Action item: Within the listing below, please show every line carrying the string "DELIVERY".

Material provided:
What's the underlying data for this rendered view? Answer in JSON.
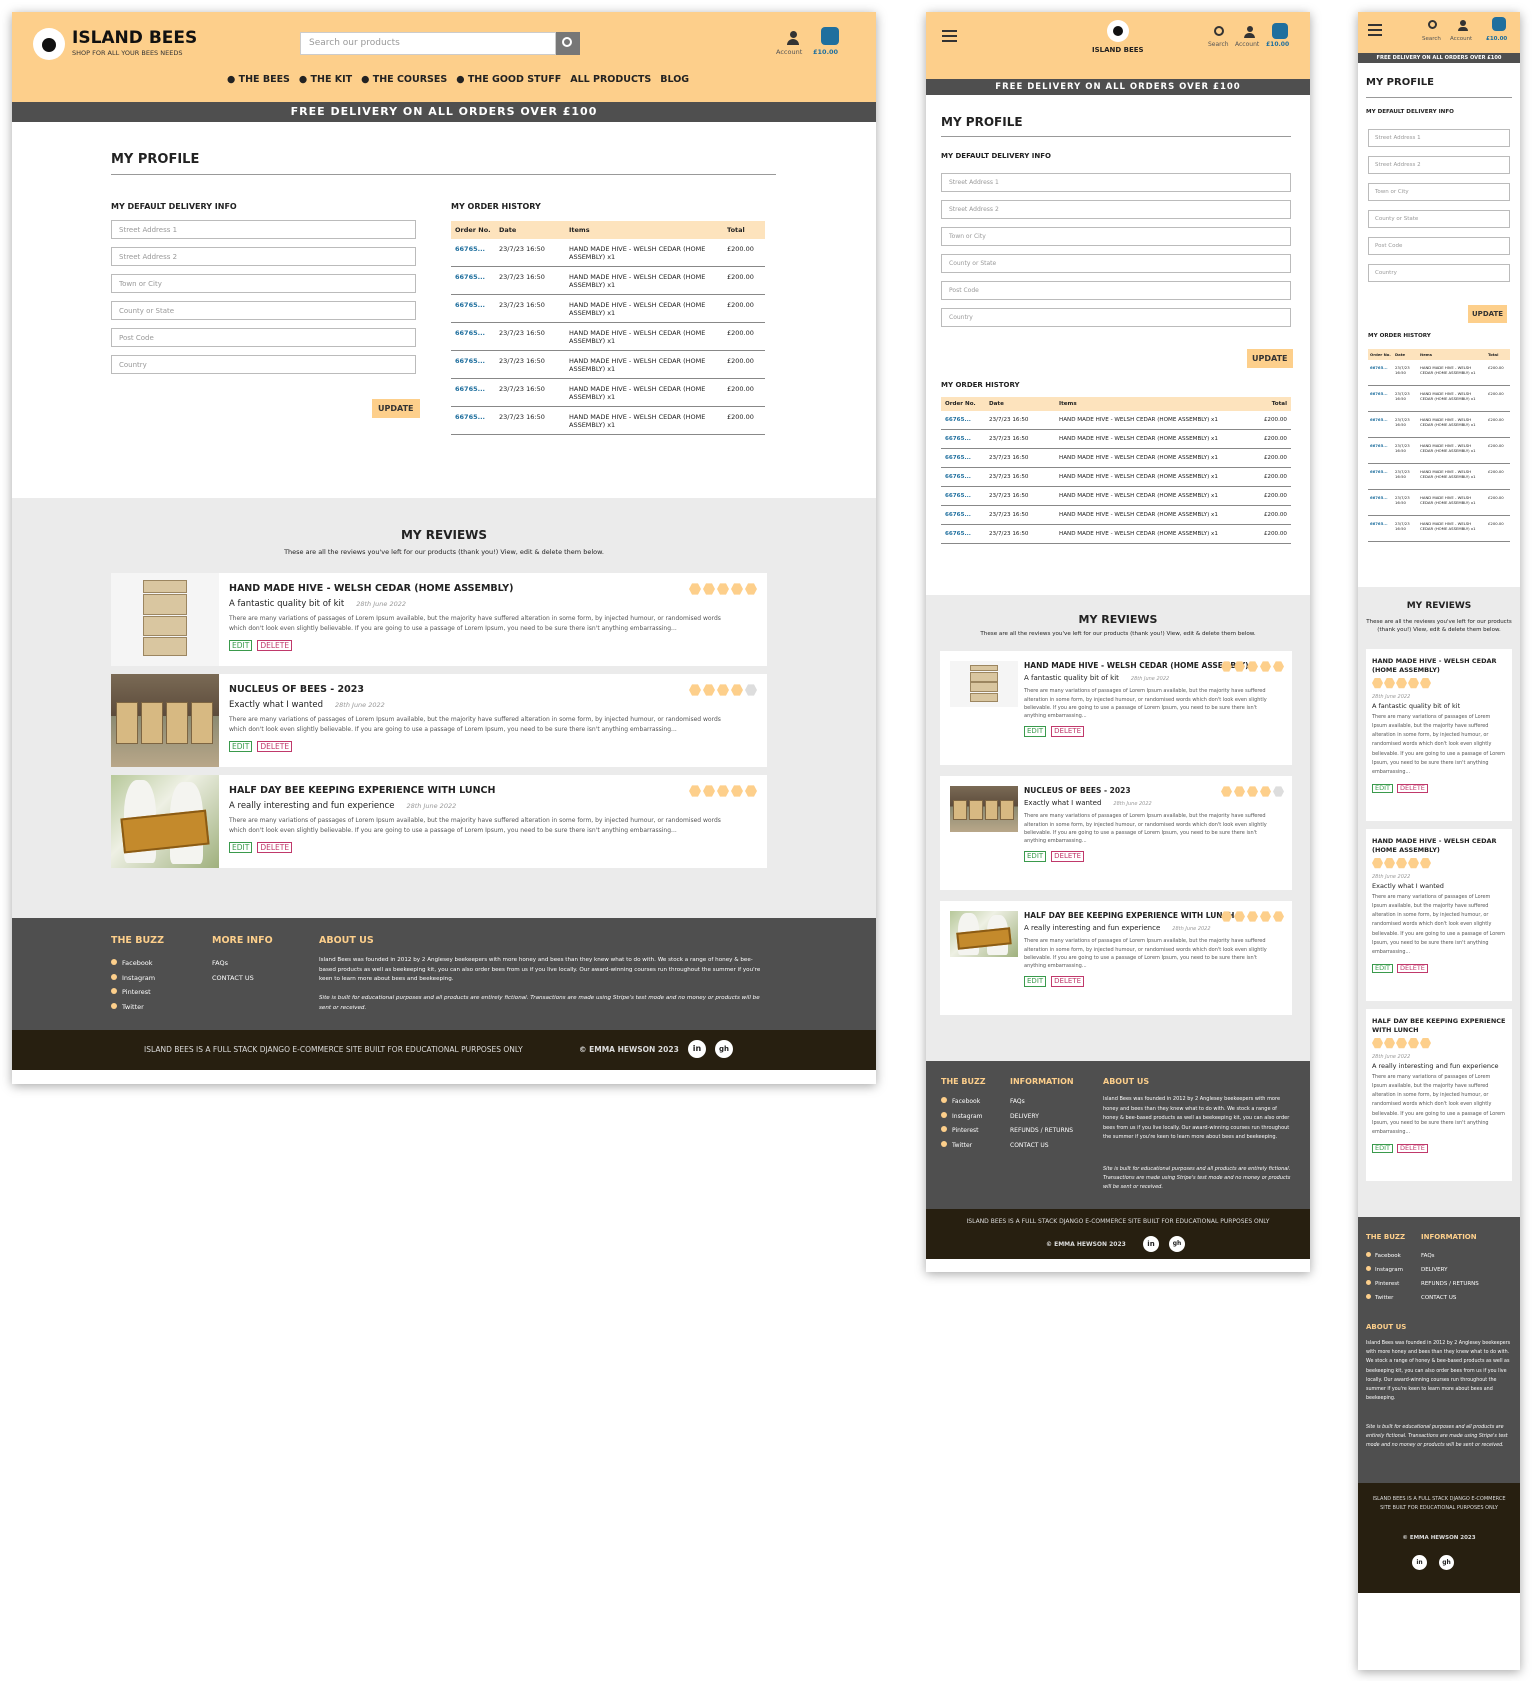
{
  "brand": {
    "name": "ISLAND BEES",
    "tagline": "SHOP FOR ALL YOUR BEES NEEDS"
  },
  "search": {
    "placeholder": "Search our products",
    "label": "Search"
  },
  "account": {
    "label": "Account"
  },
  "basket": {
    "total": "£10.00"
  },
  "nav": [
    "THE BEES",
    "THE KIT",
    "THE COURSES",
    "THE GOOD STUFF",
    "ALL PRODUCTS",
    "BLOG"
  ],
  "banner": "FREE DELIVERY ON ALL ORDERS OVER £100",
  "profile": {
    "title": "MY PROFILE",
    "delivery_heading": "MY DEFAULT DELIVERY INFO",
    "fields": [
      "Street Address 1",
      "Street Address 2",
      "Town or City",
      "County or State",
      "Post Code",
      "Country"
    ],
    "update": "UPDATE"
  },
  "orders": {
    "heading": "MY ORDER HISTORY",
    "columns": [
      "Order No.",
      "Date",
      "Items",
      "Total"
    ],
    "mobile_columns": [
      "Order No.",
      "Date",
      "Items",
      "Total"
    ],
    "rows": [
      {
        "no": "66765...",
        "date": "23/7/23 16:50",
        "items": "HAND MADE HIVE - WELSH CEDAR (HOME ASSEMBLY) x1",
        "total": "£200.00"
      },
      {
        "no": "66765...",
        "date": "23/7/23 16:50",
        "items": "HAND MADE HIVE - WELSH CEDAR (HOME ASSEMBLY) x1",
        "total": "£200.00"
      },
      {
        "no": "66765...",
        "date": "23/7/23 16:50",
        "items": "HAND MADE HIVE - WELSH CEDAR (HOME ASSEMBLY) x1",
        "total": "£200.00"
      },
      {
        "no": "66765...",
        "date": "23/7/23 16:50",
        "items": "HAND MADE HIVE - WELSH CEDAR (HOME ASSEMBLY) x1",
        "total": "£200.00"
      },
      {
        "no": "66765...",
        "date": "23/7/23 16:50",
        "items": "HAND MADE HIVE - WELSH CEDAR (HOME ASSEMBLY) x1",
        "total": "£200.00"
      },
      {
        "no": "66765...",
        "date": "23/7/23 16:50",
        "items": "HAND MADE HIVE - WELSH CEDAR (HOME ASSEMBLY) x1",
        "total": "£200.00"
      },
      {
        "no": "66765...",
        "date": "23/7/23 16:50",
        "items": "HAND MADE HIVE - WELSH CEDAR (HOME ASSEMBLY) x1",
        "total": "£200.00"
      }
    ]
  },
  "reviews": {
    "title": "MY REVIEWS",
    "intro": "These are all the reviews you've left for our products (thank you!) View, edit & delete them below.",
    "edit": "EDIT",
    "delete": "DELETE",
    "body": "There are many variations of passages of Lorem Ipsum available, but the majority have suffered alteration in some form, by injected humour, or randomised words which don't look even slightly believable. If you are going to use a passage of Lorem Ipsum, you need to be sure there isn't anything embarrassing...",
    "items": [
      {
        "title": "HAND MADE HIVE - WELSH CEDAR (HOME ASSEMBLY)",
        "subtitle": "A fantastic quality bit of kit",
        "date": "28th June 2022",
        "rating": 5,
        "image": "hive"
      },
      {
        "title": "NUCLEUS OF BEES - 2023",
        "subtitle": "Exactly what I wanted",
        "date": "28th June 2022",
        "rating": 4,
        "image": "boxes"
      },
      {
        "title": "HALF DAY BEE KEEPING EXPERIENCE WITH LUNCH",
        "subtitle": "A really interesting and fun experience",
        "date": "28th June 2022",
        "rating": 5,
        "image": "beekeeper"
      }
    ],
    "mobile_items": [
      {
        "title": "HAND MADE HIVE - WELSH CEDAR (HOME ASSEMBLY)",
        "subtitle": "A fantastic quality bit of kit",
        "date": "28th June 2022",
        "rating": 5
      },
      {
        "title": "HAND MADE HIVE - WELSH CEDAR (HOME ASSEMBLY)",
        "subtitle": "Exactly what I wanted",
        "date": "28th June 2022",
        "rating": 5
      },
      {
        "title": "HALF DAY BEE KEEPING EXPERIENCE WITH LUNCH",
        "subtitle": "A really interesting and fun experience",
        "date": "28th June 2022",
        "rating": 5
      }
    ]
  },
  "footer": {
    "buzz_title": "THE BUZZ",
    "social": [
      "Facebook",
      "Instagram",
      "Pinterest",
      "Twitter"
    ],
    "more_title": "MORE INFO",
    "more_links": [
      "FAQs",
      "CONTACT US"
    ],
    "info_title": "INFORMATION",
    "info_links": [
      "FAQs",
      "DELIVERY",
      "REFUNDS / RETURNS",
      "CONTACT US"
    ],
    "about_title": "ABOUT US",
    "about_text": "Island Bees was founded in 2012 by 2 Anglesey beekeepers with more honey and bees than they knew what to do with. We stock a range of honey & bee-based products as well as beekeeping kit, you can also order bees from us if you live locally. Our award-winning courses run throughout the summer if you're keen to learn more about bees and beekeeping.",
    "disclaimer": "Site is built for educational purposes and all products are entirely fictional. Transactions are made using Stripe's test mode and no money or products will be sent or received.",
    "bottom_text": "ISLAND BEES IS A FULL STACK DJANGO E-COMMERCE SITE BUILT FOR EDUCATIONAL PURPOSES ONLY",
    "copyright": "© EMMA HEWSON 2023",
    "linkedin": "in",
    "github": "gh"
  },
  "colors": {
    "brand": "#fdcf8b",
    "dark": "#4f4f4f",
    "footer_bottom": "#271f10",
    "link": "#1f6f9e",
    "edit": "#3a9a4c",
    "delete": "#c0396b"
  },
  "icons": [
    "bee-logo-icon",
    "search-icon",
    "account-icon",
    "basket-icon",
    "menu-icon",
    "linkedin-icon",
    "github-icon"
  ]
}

Written solution:
  "banner": "FREE DELIVERY ON ALL ORDERS OVER £100",
    "delivery_heading": "MY DEFAULT DELIVERY INFO",
      "DELIVERY",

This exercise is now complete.